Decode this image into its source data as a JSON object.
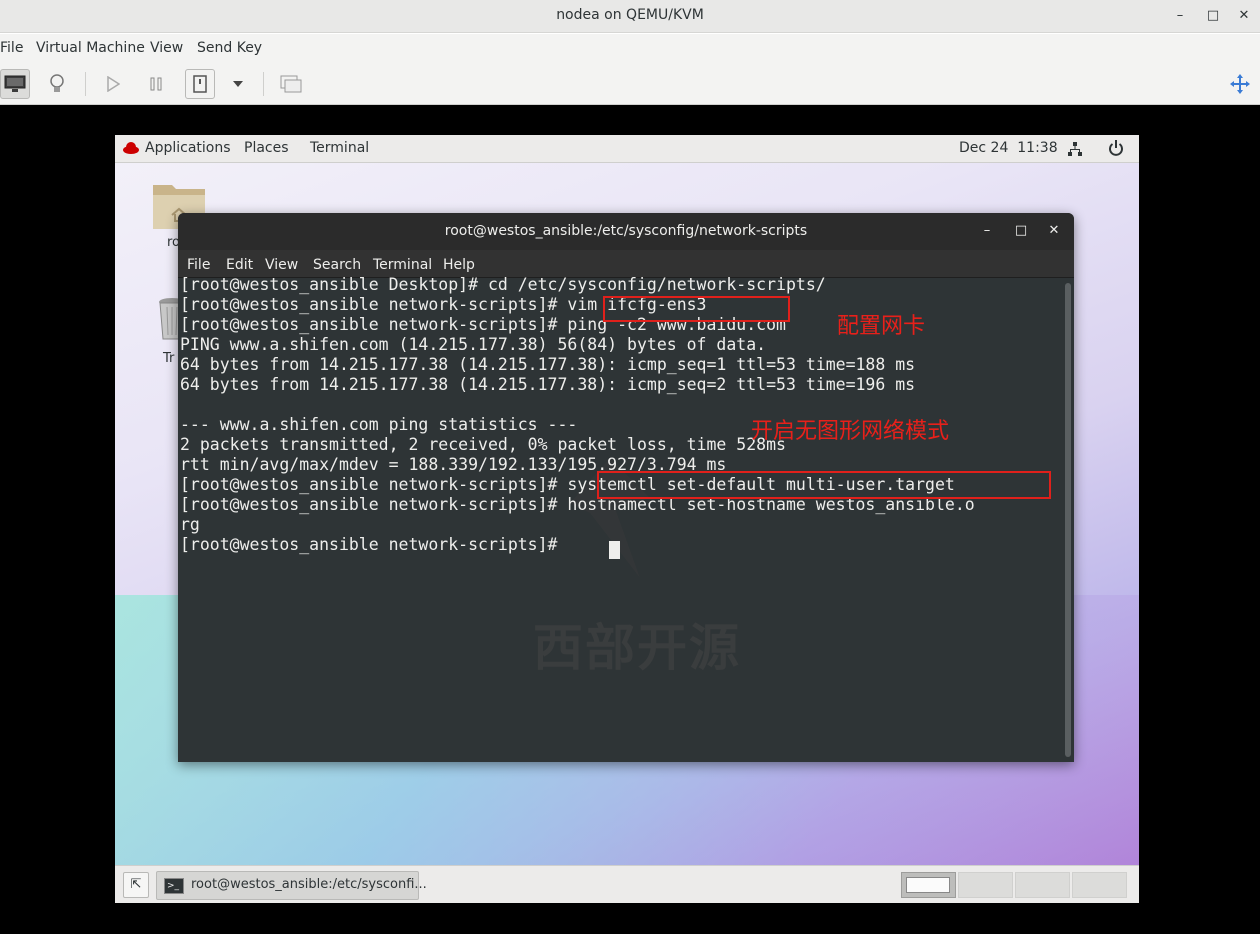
{
  "host": {
    "title": "nodea on QEMU/KVM",
    "window_controls": {
      "minimize": "–",
      "maximize": "□",
      "close": "✕"
    },
    "menu": [
      "File",
      "Virtual Machine",
      "View",
      "Send Key"
    ]
  },
  "guest_topbar": {
    "applications": "Applications",
    "places": "Places",
    "terminal": "Terminal",
    "clock": "Dec 24  11:38"
  },
  "desktop": {
    "folder_label": "ro",
    "trash_label": "Tr"
  },
  "terminal": {
    "title": "root@westos_ansible:/etc/sysconfig/network-scripts",
    "menu": [
      "File",
      "Edit",
      "View",
      "Search",
      "Terminal",
      "Help"
    ],
    "lines": [
      "[root@westos_ansible Desktop]# cd /etc/sysconfig/network-scripts/",
      "[root@westos_ansible network-scripts]# vim ifcfg-ens3",
      "[root@westos_ansible network-scripts]# ping -c2 www.baidu.com",
      "PING www.a.shifen.com (14.215.177.38) 56(84) bytes of data.",
      "64 bytes from 14.215.177.38 (14.215.177.38): icmp_seq=1 ttl=53 time=188 ms",
      "64 bytes from 14.215.177.38 (14.215.177.38): icmp_seq=2 ttl=53 time=196 ms",
      "",
      "--- www.a.shifen.com ping statistics ---",
      "2 packets transmitted, 2 received, 0% packet loss, time 528ms",
      "rtt min/avg/max/mdev = 188.339/192.133/195.927/3.794 ms",
      "[root@westos_ansible network-scripts]# systemctl set-default multi-user.target",
      "[root@westos_ansible network-scripts]# hostnamectl set-hostname westos_ansible.o",
      "rg",
      "[root@westos_ansible network-scripts]# "
    ],
    "annotations": {
      "configure_nic": "配置网卡",
      "headless_mode": "开启无图形网络模式"
    },
    "watermark": "西部开源"
  },
  "taskbar": {
    "task_label": "root@westos_ansible:/etc/sysconfi..."
  }
}
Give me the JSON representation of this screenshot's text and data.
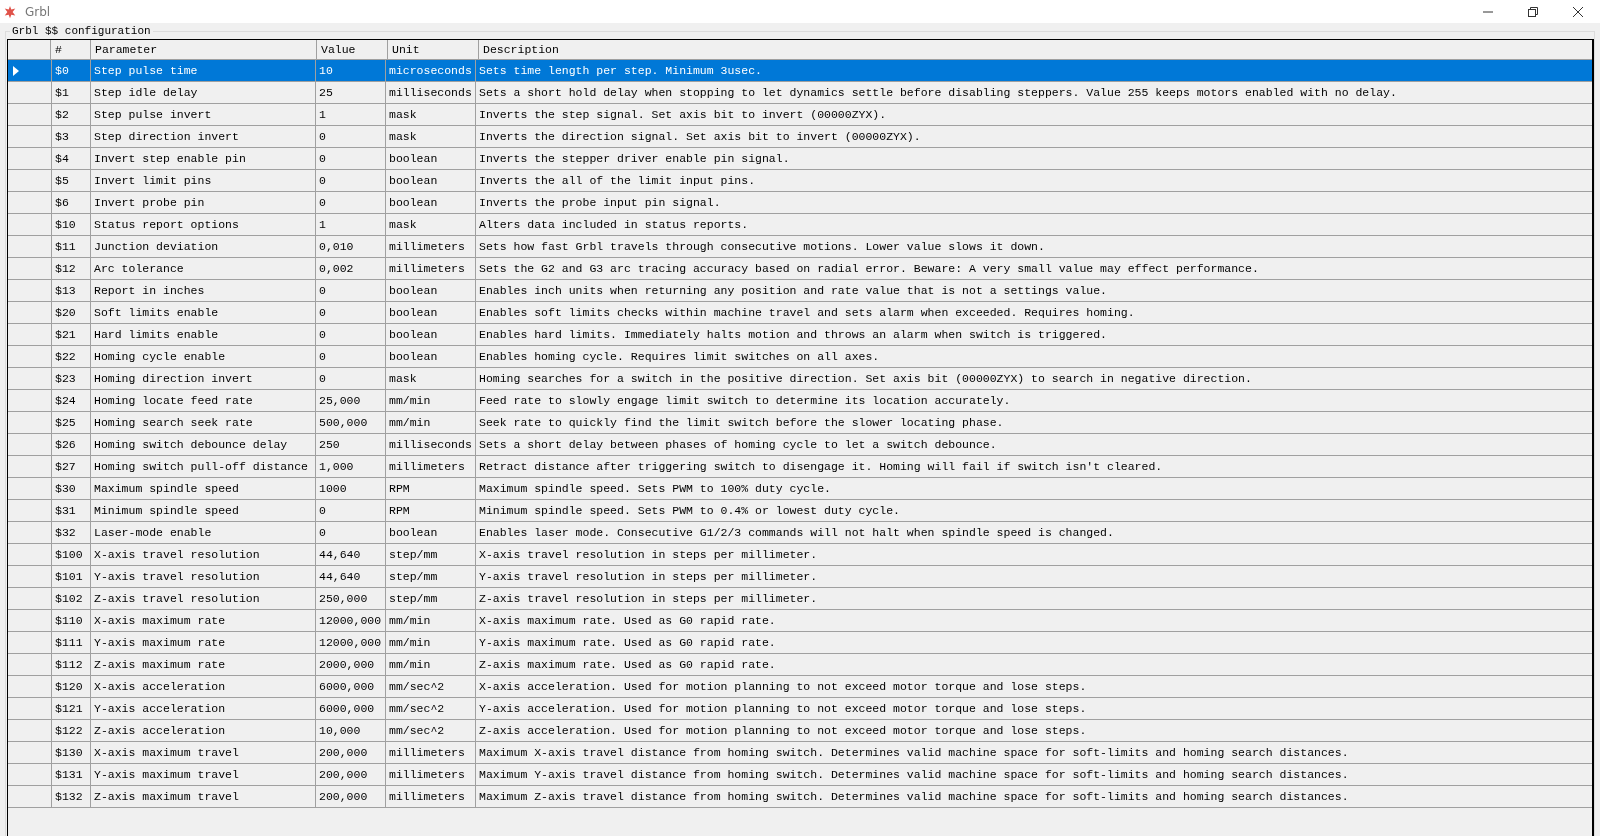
{
  "window": {
    "title": "Grbl"
  },
  "group": {
    "label": "Grbl $$ configuration"
  },
  "table": {
    "columns": [
      "#",
      "Parameter",
      "Value",
      "Unit",
      "Description"
    ],
    "rows": [
      {
        "cells": [
          "$0",
          "Step pulse time",
          "10",
          "microseconds",
          "Sets time length per step. Minimum 3usec."
        ],
        "selected": true
      },
      {
        "cells": [
          "$1",
          "Step idle delay",
          "25",
          "milliseconds",
          "Sets a short hold delay when stopping to let dynamics settle before disabling steppers. Value 255 keeps motors enabled with no delay."
        ],
        "selected": false
      },
      {
        "cells": [
          "$2",
          "Step pulse invert",
          "1",
          "mask",
          "Inverts the step signal. Set axis bit to invert (00000ZYX)."
        ],
        "selected": false
      },
      {
        "cells": [
          "$3",
          "Step direction invert",
          "0",
          "mask",
          "Inverts the direction signal. Set axis bit to invert (00000ZYX)."
        ],
        "selected": false
      },
      {
        "cells": [
          "$4",
          "Invert step enable pin",
          "0",
          "boolean",
          "Inverts the stepper driver enable pin signal."
        ],
        "selected": false
      },
      {
        "cells": [
          "$5",
          "Invert limit pins",
          "0",
          "boolean",
          "Inverts the all of the limit input pins."
        ],
        "selected": false
      },
      {
        "cells": [
          "$6",
          "Invert probe pin",
          "0",
          "boolean",
          "Inverts the probe input pin signal."
        ],
        "selected": false
      },
      {
        "cells": [
          "$10",
          "Status report options",
          "1",
          "mask",
          "Alters data included in status reports."
        ],
        "selected": false
      },
      {
        "cells": [
          "$11",
          "Junction deviation",
          "0,010",
          "millimeters",
          "Sets how fast Grbl travels through consecutive motions. Lower value slows it down."
        ],
        "selected": false
      },
      {
        "cells": [
          "$12",
          "Arc tolerance",
          "0,002",
          "millimeters",
          "Sets the G2 and G3 arc tracing accuracy based on radial error. Beware: A very small value may effect performance."
        ],
        "selected": false
      },
      {
        "cells": [
          "$13",
          "Report in inches",
          "0",
          "boolean",
          "Enables inch units when returning any position and rate value that is not a settings value."
        ],
        "selected": false
      },
      {
        "cells": [
          "$20",
          "Soft limits enable",
          "0",
          "boolean",
          "Enables soft limits checks within machine travel and sets alarm when exceeded. Requires homing."
        ],
        "selected": false
      },
      {
        "cells": [
          "$21",
          "Hard limits enable",
          "0",
          "boolean",
          "Enables hard limits. Immediately halts motion and throws an alarm when switch is triggered."
        ],
        "selected": false
      },
      {
        "cells": [
          "$22",
          "Homing cycle enable",
          "0",
          "boolean",
          "Enables homing cycle. Requires limit switches on all axes."
        ],
        "selected": false
      },
      {
        "cells": [
          "$23",
          "Homing direction invert",
          "0",
          "mask",
          "Homing searches for a switch in the positive direction. Set axis bit (00000ZYX) to search in negative direction."
        ],
        "selected": false
      },
      {
        "cells": [
          "$24",
          "Homing locate feed rate",
          "25,000",
          "mm/min",
          "Feed rate to slowly engage limit switch to determine its location accurately."
        ],
        "selected": false
      },
      {
        "cells": [
          "$25",
          "Homing search seek rate",
          "500,000",
          "mm/min",
          "Seek rate to quickly find the limit switch before the slower locating phase."
        ],
        "selected": false
      },
      {
        "cells": [
          "$26",
          "Homing switch debounce delay",
          "250",
          "milliseconds",
          "Sets a short delay between phases of homing cycle to let a switch debounce."
        ],
        "selected": false
      },
      {
        "cells": [
          "$27",
          "Homing switch pull-off distance",
          "1,000",
          "millimeters",
          "Retract distance after triggering switch to disengage it. Homing will fail if switch isn't cleared."
        ],
        "selected": false
      },
      {
        "cells": [
          "$30",
          "Maximum spindle speed",
          "1000",
          "RPM",
          "Maximum spindle speed. Sets PWM to 100% duty cycle."
        ],
        "selected": false
      },
      {
        "cells": [
          "$31",
          "Minimum spindle speed",
          "0",
          "RPM",
          "Minimum spindle speed. Sets PWM to 0.4% or lowest duty cycle."
        ],
        "selected": false
      },
      {
        "cells": [
          "$32",
          "Laser-mode enable",
          "0",
          "boolean",
          "Enables laser mode. Consecutive G1/2/3 commands will not halt when spindle speed is changed."
        ],
        "selected": false
      },
      {
        "cells": [
          "$100",
          "X-axis travel resolution",
          "44,640",
          "step/mm",
          "X-axis travel resolution in steps per millimeter."
        ],
        "selected": false
      },
      {
        "cells": [
          "$101",
          "Y-axis travel resolution",
          "44,640",
          "step/mm",
          "Y-axis travel resolution in steps per millimeter."
        ],
        "selected": false
      },
      {
        "cells": [
          "$102",
          "Z-axis travel resolution",
          "250,000",
          "step/mm",
          "Z-axis travel resolution in steps per millimeter."
        ],
        "selected": false
      },
      {
        "cells": [
          "$110",
          "X-axis maximum rate",
          "12000,000",
          "mm/min",
          "X-axis maximum rate. Used as G0 rapid rate."
        ],
        "selected": false
      },
      {
        "cells": [
          "$111",
          "Y-axis maximum rate",
          "12000,000",
          "mm/min",
          "Y-axis maximum rate. Used as G0 rapid rate."
        ],
        "selected": false
      },
      {
        "cells": [
          "$112",
          "Z-axis maximum rate",
          "2000,000",
          "mm/min",
          "Z-axis maximum rate. Used as G0 rapid rate."
        ],
        "selected": false
      },
      {
        "cells": [
          "$120",
          "X-axis acceleration",
          "6000,000",
          "mm/sec^2",
          "X-axis acceleration. Used for motion planning to not exceed motor torque and lose steps."
        ],
        "selected": false
      },
      {
        "cells": [
          "$121",
          "Y-axis acceleration",
          "6000,000",
          "mm/sec^2",
          "Y-axis acceleration. Used for motion planning to not exceed motor torque and lose steps."
        ],
        "selected": false
      },
      {
        "cells": [
          "$122",
          "Z-axis acceleration",
          "10,000",
          "mm/sec^2",
          "Z-axis acceleration. Used for motion planning to not exceed motor torque and lose steps."
        ],
        "selected": false
      },
      {
        "cells": [
          "$130",
          "X-axis maximum travel",
          "200,000",
          "millimeters",
          "Maximum X-axis travel distance from homing switch. Determines valid machine space for soft-limits and homing search distances."
        ],
        "selected": false
      },
      {
        "cells": [
          "$131",
          "Y-axis maximum travel",
          "200,000",
          "millimeters",
          "Maximum Y-axis travel distance from homing switch. Determines valid machine space for soft-limits and homing search distances."
        ],
        "selected": false
      },
      {
        "cells": [
          "$132",
          "Z-axis maximum travel",
          "200,000",
          "millimeters",
          "Maximum Z-axis travel distance from homing switch. Determines valid machine space for soft-limits and homing search distances."
        ],
        "selected": false
      }
    ]
  }
}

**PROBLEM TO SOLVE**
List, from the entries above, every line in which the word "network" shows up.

**EXERCISE RESPONSE**
    "title": "root@westos_ansible:/etc/sysconfig/network-scripts",
      "[root@westos_ansible Desktop]# cd /etc/sysconfig/network-scripts/",
      "[root@westos_ansible network-scripts]# vim ifcfg-ens3",
      "[root@westos_ansible network-scripts]# ping -c2 www.baidu.com",
      "[root@westos_ansible network-scripts]# systemctl set-default multi-user.target",
      "[root@westos_ansible network-scripts]# hostnamectl set-hostname westos_ansible.o",
      "[root@westos_ansible network-scripts]# "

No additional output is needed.